   if (cookies) {
     return cookies.get(name);                                           ? 
 export const set = (name, value, opts, reqHeaders = {}) => {
   const cookies = initCookie(reqHeaders);                               ? 
   if (cookies) {
     return cookies.set(name, value, opts);                              ? 
 export default {

? Import the universal cookie library, which handles the differences between accessing browser and server cookies for you.

? Check the environment to determine if reqHeaders are needed.

? If the headers have cookies, pass this into the cookie constructor.

? In the getter and setter functions, initialize the cookie object, passing in reqHeaders to ensure that it works on the server.

? Return the result of the cookie lookup.

? Return the result of setting the cookie. In addition to a name and value, you can also pass in all standard cookie options. In most cases you’ll call set from the browser.

Now that you’ve added a way to get and set cookies in both environments, you need to be able to store that information on the app state to access it in a consistent way in your application.

Accessing cookies universally

By fetching cookies with an action, you can standardize how the app interacts with cookies. Listing 4 shows how to add a storeUserId action to fetch and store the user id. Add this code to the app-action-creators file.

Listing 4: accessing cookies on the server – src/shared/app-action-creators.es6

 import UAParser from 'ua-parser-js';
 import cookies from './cookies.es6';                                    ? 
 export const STORE_USER_ID = 'STORE_USER_ID';                           ? 
 export function parseUserAgent(requestHeaders) {}
 export function storeUserId(requestHeaders) {                           ? 
   const userId = cookies.get('userId', requestHeaders);                 ? 
   return {
     userId,                                                             ? 
     type: STORE_USER_ID                                                 ? 
 export default {

? Import the cookie module

? Add a type for the new action.

? Add the action, which takes in requestHeaders to ensure it works on the server.

? Pass the cookie name and requestHeaders to the cookie module.

? Put the userId value on the action.

Now you have access to the userId in your application! It’ll be fetched on the server and can be updated later in the browser as needed. You can apply this concept to any and all user session information. However, managing user sessions as a whole is outside of the scope of this article.

Edge Caching + Users

When I first started building isomorphic applications, user management seemed simple. You use cookies to track user sessions in the browser like in a single-page application. Adding in the server complicates this, but you can read the cookies on the server. As you add in caching strategies this becomes less straightforward.

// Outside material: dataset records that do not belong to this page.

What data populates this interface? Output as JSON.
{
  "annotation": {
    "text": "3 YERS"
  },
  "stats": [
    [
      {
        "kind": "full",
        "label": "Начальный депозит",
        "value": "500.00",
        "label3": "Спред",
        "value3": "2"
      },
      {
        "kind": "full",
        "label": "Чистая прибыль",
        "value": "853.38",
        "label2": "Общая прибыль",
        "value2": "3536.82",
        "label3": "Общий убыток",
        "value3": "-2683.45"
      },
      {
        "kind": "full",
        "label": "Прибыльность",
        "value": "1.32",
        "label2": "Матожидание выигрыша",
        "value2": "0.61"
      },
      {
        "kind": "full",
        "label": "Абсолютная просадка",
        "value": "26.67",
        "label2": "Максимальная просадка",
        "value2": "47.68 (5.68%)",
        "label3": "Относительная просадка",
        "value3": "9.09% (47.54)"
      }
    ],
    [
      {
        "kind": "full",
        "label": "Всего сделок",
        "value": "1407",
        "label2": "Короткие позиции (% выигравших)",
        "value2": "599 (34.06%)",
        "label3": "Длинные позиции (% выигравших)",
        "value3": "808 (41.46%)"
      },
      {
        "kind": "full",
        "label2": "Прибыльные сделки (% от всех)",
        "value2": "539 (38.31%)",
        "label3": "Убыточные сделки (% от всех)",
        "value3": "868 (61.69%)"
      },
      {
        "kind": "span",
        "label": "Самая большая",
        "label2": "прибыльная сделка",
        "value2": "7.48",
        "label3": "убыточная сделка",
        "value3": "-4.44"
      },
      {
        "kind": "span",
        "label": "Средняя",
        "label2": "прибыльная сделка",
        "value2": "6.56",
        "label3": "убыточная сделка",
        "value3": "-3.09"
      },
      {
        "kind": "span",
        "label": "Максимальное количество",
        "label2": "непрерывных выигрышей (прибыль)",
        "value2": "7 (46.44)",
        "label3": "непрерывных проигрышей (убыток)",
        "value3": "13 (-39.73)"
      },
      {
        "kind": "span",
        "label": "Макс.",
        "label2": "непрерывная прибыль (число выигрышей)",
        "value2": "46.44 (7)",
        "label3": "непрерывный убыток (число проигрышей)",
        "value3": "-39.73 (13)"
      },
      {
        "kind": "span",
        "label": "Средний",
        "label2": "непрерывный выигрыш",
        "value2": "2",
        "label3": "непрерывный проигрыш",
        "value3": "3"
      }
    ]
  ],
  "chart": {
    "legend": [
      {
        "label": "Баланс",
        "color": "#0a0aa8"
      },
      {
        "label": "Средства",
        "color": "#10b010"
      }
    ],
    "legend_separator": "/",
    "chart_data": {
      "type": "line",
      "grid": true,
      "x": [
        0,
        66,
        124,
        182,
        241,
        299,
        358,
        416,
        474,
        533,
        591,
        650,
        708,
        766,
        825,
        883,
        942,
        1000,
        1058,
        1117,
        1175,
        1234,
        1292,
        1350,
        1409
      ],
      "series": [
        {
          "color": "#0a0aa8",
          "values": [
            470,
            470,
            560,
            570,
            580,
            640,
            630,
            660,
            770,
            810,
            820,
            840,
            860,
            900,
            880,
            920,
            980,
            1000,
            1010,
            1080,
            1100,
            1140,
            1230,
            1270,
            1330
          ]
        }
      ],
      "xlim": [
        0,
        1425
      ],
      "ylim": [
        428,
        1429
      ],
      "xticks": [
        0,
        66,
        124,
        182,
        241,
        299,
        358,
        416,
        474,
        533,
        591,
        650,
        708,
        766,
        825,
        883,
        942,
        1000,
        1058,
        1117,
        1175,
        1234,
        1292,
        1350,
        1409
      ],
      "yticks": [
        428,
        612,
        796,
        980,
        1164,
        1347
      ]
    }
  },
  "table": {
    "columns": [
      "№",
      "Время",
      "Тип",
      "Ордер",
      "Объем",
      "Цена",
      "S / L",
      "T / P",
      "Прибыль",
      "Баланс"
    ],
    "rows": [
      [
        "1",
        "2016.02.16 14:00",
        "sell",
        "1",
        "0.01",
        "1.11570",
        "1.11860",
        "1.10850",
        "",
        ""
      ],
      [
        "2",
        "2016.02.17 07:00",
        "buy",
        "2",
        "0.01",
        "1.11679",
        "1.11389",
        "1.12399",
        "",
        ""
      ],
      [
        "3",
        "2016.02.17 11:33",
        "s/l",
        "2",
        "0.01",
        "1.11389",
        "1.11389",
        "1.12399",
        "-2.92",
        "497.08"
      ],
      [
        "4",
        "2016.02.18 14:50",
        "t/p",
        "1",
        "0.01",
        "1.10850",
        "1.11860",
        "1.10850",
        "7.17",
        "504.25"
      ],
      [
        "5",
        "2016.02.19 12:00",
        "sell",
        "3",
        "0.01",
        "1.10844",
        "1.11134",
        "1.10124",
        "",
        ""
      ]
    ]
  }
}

Both the in-memory and persisted storage caching strategies work better with user sessions, as each user request still goes to the server allowing the user’s information to be gathered. You can add the user’s identifying information into your cache key.

Unfortunately, edge caching doesn’t work as well. This is because for each unique user, you must keep a unique copy of each page that has user-specific data on it. If you don’t, you could end up showing user 1’s information to user 2. This would be bad! Figure 4 illustrates this concept.

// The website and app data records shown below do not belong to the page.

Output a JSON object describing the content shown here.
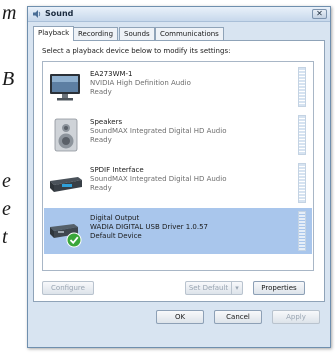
{
  "background_fragments": [
    "m",
    "B",
    "e",
    "e",
    "t"
  ],
  "window": {
    "title": "Sound",
    "close_glyph": "✕"
  },
  "tabs": [
    {
      "label": "Playback",
      "active": true
    },
    {
      "label": "Recording",
      "active": false
    },
    {
      "label": "Sounds",
      "active": false
    },
    {
      "label": "Communications",
      "active": false
    }
  ],
  "instruction": "Select a playback device below to modify its settings:",
  "devices": [
    {
      "name": "EA273WM-1",
      "driver": "NVIDIA High Definition Audio",
      "status": "Ready",
      "icon": "monitor-icon",
      "selected": false
    },
    {
      "name": "Speakers",
      "driver": "SoundMAX Integrated Digital HD Audio",
      "status": "Ready",
      "icon": "speaker-icon",
      "selected": false
    },
    {
      "name": "SPDIF Interface",
      "driver": "SoundMAX Integrated Digital HD Audio",
      "status": "Ready",
      "icon": "spdif-device-icon",
      "selected": false
    },
    {
      "name": "Digital Output",
      "driver": "WADIA DIGITAL USB Driver 1.0.57",
      "status": "Default Device",
      "icon": "usb-dac-icon",
      "selected": true
    }
  ],
  "buttons": {
    "configure": "Configure",
    "set_default": "Set Default",
    "set_default_arrow": "▾",
    "properties": "Properties",
    "ok": "OK",
    "cancel": "Cancel",
    "apply": "Apply"
  },
  "colors": {
    "selection": "#a9c6ec",
    "default_check": "#3aa63a"
  }
}
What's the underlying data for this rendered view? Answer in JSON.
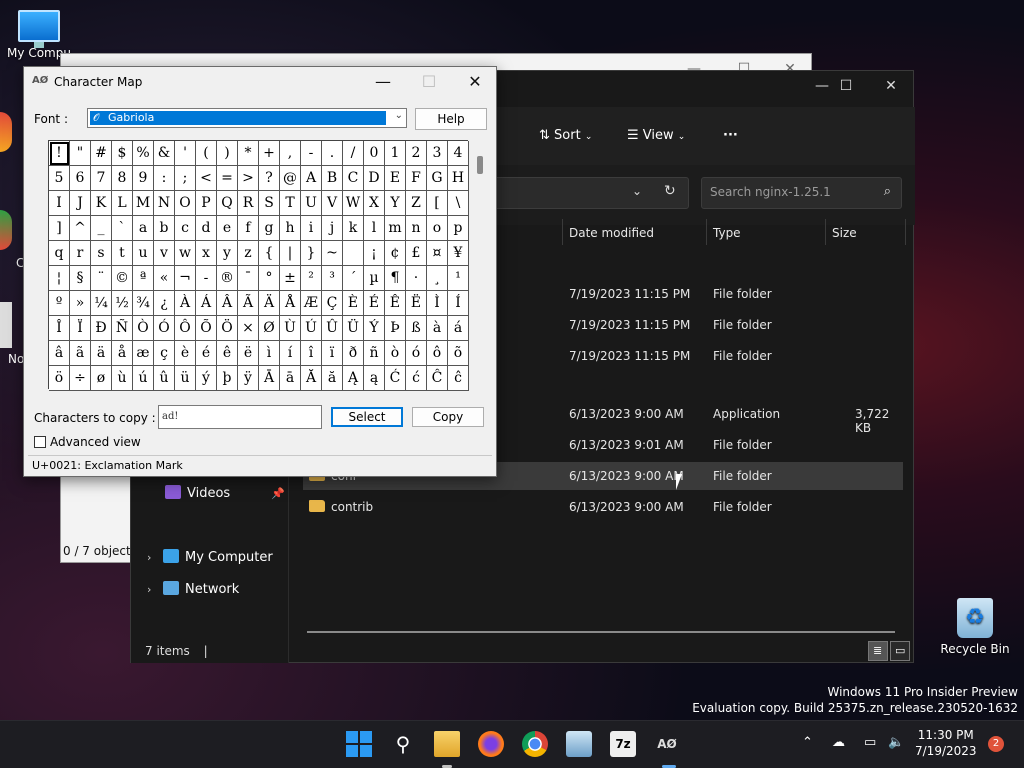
{
  "desktop": {
    "icons": {
      "my_computer": "My Compu",
      "recycle_bin": "Recycle Bin",
      "partial_no": "No",
      "partial_c": "C"
    },
    "watermark": {
      "line1": "Windows 11 Pro Insider Preview",
      "line2": "Evaluation copy. Build 25375.zn_release.230520-1632"
    }
  },
  "background_window": {
    "status": "0 / 7 object(s"
  },
  "explorer": {
    "toolbar": {
      "sort": "Sort",
      "view": "View",
      "more": "···"
    },
    "search_placeholder": "Search nginx-1.25.1",
    "columns": {
      "date": "Date modified",
      "type": "Type",
      "size": "Size"
    },
    "rows": [
      {
        "name": "",
        "date": "7/19/2023 11:15 PM",
        "type": "File folder",
        "size": ""
      },
      {
        "name": "",
        "date": "7/19/2023 11:15 PM",
        "type": "File folder",
        "size": ""
      },
      {
        "name": "",
        "date": "7/19/2023 11:15 PM",
        "type": "File folder",
        "size": ""
      },
      {
        "name": "",
        "date": "6/13/2023 9:00 AM",
        "type": "Application",
        "size": "3,722 KB"
      },
      {
        "name": "",
        "date": "6/13/2023 9:01 AM",
        "type": "File folder",
        "size": ""
      },
      {
        "name": "conf",
        "date": "6/13/2023 9:00 AM",
        "type": "File folder",
        "size": ""
      },
      {
        "name": "contrib",
        "date": "6/13/2023 9:00 AM",
        "type": "File folder",
        "size": ""
      }
    ],
    "nav": {
      "videos": "Videos",
      "my_computer": "My Computer",
      "network": "Network"
    },
    "status": "7 items"
  },
  "charmap": {
    "title": "Character Map",
    "font_label": "Font :",
    "font_value": "Gabriola",
    "help": "Help",
    "copy_label": "Characters to copy :",
    "copy_value": "ad!",
    "select": "Select",
    "copy": "Copy",
    "advanced": "Advanced view",
    "status": "U+0021: Exclamation Mark",
    "grid": [
      [
        "!",
        "\"",
        "#",
        "$",
        "%",
        "&",
        "'",
        "(",
        ")",
        "*",
        "+",
        ",",
        "-",
        ".",
        "/",
        "0",
        "1",
        "2",
        "3",
        "4"
      ],
      [
        "5",
        "6",
        "7",
        "8",
        "9",
        ":",
        ";",
        "<",
        "=",
        ">",
        "?",
        "@",
        "A",
        "B",
        "C",
        "D",
        "E",
        "F",
        "G",
        "H"
      ],
      [
        "I",
        "J",
        "K",
        "L",
        "M",
        "N",
        "O",
        "P",
        "Q",
        "R",
        "S",
        "T",
        "U",
        "V",
        "W",
        "X",
        "Y",
        "Z",
        "[",
        "\\"
      ],
      [
        "]",
        "^",
        "_",
        "`",
        "a",
        "b",
        "c",
        "d",
        "e",
        "f",
        "g",
        "h",
        "i",
        "j",
        "k",
        "l",
        "m",
        "n",
        "o",
        "p"
      ],
      [
        "q",
        "r",
        "s",
        "t",
        "u",
        "v",
        "w",
        "x",
        "y",
        "z",
        "{",
        "|",
        "}",
        "~",
        " ",
        "¡",
        "¢",
        "£",
        "¤",
        "¥"
      ],
      [
        "¦",
        "§",
        "¨",
        "©",
        "ª",
        "«",
        "¬",
        "-",
        "®",
        "¯",
        "°",
        "±",
        "²",
        "³",
        "´",
        "µ",
        "¶",
        "·",
        "¸",
        "¹"
      ],
      [
        "º",
        "»",
        "¼",
        "½",
        "¾",
        "¿",
        "À",
        "Á",
        "Â",
        "Ã",
        "Ä",
        "Å",
        "Æ",
        "Ç",
        "È",
        "É",
        "Ê",
        "Ë",
        "Ì",
        "Í"
      ],
      [
        "Î",
        "Ï",
        "Ð",
        "Ñ",
        "Ò",
        "Ó",
        "Ô",
        "Õ",
        "Ö",
        "×",
        "Ø",
        "Ù",
        "Ú",
        "Û",
        "Ü",
        "Ý",
        "Þ",
        "ß",
        "à",
        "á"
      ],
      [
        "â",
        "ã",
        "ä",
        "å",
        "æ",
        "ç",
        "è",
        "é",
        "ê",
        "ë",
        "ì",
        "í",
        "î",
        "ï",
        "ð",
        "ñ",
        "ò",
        "ó",
        "ô",
        "õ"
      ],
      [
        "ö",
        "÷",
        "ø",
        "ù",
        "ú",
        "û",
        "ü",
        "ý",
        "þ",
        "ÿ",
        "Ā",
        "ā",
        "Ă",
        "ă",
        "Ą",
        "ą",
        "Ć",
        "ć",
        "Ĉ",
        "ĉ"
      ]
    ]
  },
  "taskbar": {
    "time": "11:30 PM",
    "date": "7/19/2023",
    "notifications": "2",
    "seven_zip": "7z"
  },
  "colors": {
    "accent": "#0078d7",
    "folder": "#e8b64a"
  }
}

Figure 4 When the edge has to cache pages per user, the benefit of overlapping requests is lost.

If you need to use edge caching, you have user data and you can employ one or more of the following strategies (depending on your content type and your traffic patterns):

  • Create pages that either have user content, or general consumption content (public). Then only cache the pages that are public on your edge servers.
  • Save a cookie that tells the edge server if the user is in an active user session. Use this information to determine whether to serve a cached page or to send the request to the server (pass through).
  • Serve pages with placeholder content (solid shapes that show where content will load). Then decided what content to load in the browser.

Now that you understand a good bit about caching!

If you want to learn more about the book, check it out on liveBook here and see this slide deck.